Well, I’m getting ready to go back to work. It was a hellish week, with the head being taken over by very mean demons.
I couldn’t lift my head. Which means I was very debilitated. I spent a portion of the week contemplating that debilitation could be forever, and what would it be like if I were in pain and incapacitated for the rest of my life.
There are some sorts of sickness that do that to you. Not a cold…I think most people feel confident that a cold will pass. Vomiting, flu symptoms–I usually feel like I can hunker down and just wait and it will be gone.
But this time, I kinda wondered. What kind of person I would have to be to live with this kind of disability? What kind of people would I have to rely on if it were more permanent?
But it passed and I was eventually able to get up and do the dishes.
Chris’s grandmother celebrated her 90th birthday this weekend.
She is perfectly healthy, with the exception of her hearing. But she drives her Nissan maxima to bingo and watches the interest rates carefully.
But when you are 90, a lot of your friends might not be so lucky. She told me a lot of stories about friends who had trouble with their health and had died. Betty, one of her oldest friends, is losing her sight and is moving North to be near her daughter.
“Her granddaughter comes every day and cooks for her, so she can just microwave what she needs. But her granddaughter had several kids of her own, and it’s not good to rely on a granddaughter. It’s better to be near her daughter. That’s closer.”
Grandmother Ruth has a keen eye for merits and potential weaknesses for the caretakers of her friends. It is precarious to be so dependent. But this granddaughter comes every day to take care of Betty.
“She must be a very nice lady, for her granddaughter to come every day.”
Ruth’s face softened. “She is. She’s a very nice lady. I’ve known her since 72…or maybe 73…”
When I told Chris about this later, he said, “I would go every day to take care of my grandmother.” He was defending the honor of grandchildren everywhere.

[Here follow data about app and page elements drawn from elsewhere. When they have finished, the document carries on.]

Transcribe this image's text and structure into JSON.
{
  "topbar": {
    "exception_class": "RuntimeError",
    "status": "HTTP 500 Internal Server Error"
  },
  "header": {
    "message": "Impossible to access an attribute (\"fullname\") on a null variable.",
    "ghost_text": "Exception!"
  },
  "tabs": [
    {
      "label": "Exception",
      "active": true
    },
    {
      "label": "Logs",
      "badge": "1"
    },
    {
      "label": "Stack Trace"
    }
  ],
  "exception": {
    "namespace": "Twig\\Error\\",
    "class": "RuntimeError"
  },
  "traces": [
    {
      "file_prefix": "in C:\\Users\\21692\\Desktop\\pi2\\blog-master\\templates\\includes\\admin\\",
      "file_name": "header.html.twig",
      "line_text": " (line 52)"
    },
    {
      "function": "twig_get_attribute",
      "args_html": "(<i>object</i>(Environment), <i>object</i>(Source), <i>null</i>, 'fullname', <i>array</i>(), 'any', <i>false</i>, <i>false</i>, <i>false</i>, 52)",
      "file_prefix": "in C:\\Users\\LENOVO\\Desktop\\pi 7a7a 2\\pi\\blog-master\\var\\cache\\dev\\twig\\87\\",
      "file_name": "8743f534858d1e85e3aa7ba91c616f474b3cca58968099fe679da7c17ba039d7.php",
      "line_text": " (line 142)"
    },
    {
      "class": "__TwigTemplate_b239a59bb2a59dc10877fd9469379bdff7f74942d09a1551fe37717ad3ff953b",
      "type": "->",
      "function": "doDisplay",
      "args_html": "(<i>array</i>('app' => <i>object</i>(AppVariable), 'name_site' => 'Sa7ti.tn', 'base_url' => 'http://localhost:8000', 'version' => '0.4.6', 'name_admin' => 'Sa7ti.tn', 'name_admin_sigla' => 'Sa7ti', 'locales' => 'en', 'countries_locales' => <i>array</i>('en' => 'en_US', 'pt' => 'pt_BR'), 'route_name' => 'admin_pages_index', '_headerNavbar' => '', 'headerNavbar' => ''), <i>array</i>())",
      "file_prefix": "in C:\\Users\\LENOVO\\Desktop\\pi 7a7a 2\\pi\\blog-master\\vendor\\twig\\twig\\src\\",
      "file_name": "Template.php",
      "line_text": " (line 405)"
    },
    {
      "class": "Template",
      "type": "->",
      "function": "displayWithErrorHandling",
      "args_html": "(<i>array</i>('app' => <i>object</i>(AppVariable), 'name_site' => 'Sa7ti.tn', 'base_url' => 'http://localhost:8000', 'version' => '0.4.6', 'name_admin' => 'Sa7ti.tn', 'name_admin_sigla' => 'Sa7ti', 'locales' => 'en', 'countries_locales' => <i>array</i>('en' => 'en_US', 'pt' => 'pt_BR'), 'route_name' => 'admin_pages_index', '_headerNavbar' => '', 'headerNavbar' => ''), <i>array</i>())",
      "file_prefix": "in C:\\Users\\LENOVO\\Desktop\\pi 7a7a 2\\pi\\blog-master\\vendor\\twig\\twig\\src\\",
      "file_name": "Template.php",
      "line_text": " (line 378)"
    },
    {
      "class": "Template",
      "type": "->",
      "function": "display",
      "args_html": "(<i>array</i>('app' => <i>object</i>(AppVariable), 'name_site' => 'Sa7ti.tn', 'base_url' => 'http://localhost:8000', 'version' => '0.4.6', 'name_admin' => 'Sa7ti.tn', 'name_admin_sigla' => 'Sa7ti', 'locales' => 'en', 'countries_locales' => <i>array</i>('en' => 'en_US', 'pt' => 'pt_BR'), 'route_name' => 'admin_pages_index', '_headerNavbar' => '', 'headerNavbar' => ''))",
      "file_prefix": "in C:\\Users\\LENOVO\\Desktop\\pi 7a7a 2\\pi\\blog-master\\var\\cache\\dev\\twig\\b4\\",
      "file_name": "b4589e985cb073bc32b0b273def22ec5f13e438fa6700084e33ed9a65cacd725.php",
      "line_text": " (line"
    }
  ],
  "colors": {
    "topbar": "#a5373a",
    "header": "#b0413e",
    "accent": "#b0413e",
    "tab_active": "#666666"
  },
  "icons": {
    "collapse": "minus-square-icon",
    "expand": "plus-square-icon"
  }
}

And I know he would. Grandmother Ruth is also a very nice lady. She shuffles a mean deck of cards.
But as Grandmother had finished her story of how all the people she used to know in the trailer park were mostly dead, and was on about one of them in particular who had cared for her blind husband for 25 or 35 years…
“She did everything for him. Toward the end she had to get a man to come in and help him in the bath and things like that…But he died…a long time ago…and then she died too”
I was caught on the idea of a wife caring for her husband, doing everything for him for that long. I would not want to be like that husband, to be so dependent. The story was so stark, dramatic and tragic.
But then I thought, many their love was strong and sweet. Maybe they were peaceful and happy, even with that trouble. And maybe she was bereft without him, even though he was a burden.
Grandma Ruth is 90. She has a lot to think about, with all her friends and her own life. Heavy stuff. Everyone else was gone in the kitchen–I don’t think they would want her to go on about these sad things. Maybe that’s why she talks to me about it.
I interrupted her. . “You know, life–even though it can be hard, with health problems and losing sight and loved ones–life is good. It is sweet. People hang on and make it through all those hard times, and life is good.”
She answered very quickly, “Yes, life is good.”